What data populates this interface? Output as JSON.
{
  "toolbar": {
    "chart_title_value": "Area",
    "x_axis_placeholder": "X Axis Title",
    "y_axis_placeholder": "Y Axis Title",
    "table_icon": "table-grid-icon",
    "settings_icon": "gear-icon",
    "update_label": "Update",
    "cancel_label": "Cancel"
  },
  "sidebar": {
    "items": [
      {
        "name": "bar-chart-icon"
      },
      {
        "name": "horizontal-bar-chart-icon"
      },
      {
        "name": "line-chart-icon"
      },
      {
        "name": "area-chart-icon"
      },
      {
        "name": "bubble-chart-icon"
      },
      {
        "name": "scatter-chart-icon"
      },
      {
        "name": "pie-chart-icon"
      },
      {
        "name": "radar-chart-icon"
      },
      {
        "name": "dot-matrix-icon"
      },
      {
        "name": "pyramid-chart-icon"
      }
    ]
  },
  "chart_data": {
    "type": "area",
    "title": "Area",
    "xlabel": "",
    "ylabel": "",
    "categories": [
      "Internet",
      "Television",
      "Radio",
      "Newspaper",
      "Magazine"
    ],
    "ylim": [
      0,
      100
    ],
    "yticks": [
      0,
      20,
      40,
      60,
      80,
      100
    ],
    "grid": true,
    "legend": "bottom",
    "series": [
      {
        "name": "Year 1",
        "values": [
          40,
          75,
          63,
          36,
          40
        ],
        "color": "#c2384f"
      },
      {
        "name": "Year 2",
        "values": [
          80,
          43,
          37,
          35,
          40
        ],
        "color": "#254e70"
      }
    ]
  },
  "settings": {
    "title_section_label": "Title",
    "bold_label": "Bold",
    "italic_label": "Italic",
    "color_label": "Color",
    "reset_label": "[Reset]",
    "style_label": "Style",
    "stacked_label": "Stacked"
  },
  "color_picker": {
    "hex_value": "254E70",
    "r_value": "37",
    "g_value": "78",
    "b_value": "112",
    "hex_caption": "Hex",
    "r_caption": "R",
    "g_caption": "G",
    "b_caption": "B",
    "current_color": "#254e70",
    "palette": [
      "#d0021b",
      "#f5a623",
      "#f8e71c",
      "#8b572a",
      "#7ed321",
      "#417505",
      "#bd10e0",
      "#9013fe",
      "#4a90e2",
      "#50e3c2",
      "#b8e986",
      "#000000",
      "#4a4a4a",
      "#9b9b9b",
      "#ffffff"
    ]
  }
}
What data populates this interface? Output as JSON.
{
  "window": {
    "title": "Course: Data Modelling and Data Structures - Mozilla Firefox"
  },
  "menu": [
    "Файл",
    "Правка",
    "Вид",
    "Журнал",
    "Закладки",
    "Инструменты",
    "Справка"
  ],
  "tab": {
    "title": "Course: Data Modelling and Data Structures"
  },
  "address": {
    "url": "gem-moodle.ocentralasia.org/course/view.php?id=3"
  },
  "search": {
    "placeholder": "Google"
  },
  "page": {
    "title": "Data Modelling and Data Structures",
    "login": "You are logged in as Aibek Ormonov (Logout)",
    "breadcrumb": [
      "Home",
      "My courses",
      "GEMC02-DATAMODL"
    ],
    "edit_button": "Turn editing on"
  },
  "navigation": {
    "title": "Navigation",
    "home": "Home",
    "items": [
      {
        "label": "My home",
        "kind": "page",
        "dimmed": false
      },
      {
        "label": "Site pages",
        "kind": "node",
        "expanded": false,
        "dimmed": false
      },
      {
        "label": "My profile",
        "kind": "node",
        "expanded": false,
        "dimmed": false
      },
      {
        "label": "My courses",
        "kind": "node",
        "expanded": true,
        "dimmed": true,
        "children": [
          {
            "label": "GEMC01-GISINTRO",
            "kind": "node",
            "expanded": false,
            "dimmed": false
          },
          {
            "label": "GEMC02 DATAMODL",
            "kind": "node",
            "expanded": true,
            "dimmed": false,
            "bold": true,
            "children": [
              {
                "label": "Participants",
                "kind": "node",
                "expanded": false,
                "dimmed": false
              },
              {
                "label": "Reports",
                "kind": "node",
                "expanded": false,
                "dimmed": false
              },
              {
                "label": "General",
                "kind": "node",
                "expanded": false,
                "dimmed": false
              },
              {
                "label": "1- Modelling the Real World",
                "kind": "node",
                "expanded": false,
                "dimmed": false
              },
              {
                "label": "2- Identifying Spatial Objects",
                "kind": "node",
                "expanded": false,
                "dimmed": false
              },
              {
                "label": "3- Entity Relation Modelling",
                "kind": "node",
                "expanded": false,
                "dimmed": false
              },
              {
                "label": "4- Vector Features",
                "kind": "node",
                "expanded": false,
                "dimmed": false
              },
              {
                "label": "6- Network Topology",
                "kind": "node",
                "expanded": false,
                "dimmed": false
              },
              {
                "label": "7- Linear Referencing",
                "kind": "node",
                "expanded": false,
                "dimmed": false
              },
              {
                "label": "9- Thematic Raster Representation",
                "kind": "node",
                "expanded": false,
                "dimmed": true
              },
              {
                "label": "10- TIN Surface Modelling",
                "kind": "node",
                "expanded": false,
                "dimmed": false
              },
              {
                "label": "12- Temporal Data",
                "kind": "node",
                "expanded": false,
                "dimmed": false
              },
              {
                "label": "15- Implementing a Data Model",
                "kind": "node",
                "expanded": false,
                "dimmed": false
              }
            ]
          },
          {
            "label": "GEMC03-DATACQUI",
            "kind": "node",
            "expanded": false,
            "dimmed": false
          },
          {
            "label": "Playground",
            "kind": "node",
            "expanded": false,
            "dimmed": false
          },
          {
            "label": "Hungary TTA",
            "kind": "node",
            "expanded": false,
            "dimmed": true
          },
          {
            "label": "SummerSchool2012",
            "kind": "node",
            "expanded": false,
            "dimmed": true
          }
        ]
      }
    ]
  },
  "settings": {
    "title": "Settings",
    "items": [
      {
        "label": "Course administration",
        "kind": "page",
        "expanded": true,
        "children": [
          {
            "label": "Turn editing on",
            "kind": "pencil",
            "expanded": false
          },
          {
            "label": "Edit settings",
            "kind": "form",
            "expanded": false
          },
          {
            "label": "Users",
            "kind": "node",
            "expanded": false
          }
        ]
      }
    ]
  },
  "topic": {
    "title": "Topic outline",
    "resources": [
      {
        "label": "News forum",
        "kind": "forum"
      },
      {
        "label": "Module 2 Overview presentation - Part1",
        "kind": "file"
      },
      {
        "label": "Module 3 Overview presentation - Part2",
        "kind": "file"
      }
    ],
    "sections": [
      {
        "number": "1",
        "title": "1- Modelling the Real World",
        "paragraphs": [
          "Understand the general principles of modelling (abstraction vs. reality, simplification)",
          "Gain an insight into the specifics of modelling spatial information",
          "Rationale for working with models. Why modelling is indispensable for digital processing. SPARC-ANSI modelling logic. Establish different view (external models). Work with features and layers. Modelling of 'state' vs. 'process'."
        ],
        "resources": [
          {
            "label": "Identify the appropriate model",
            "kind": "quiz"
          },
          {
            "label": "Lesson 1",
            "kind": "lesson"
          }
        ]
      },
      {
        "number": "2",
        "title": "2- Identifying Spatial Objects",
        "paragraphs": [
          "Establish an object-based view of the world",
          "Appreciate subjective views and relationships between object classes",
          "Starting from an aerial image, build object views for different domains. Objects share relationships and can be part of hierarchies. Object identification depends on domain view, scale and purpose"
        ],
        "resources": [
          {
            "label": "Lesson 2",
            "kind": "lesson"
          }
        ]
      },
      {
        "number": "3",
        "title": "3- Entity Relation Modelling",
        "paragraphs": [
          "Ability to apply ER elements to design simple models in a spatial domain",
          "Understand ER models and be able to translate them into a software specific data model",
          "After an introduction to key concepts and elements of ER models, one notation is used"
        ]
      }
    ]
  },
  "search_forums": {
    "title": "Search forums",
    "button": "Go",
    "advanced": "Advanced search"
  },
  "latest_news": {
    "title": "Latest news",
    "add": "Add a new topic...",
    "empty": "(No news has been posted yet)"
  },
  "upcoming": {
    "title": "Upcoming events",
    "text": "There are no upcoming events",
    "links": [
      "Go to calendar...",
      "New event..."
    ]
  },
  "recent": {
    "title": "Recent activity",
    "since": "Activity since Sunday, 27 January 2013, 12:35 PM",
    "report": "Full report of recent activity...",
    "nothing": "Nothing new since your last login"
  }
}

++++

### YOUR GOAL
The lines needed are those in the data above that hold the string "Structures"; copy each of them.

### WORKED SOLUTION
    "title": "Course: Data Modelling and Data Structures - Mozilla Firefox"
    "title": "Course: Data Modelling and Data Structures"
    "title": "Data Modelling and Data Structures",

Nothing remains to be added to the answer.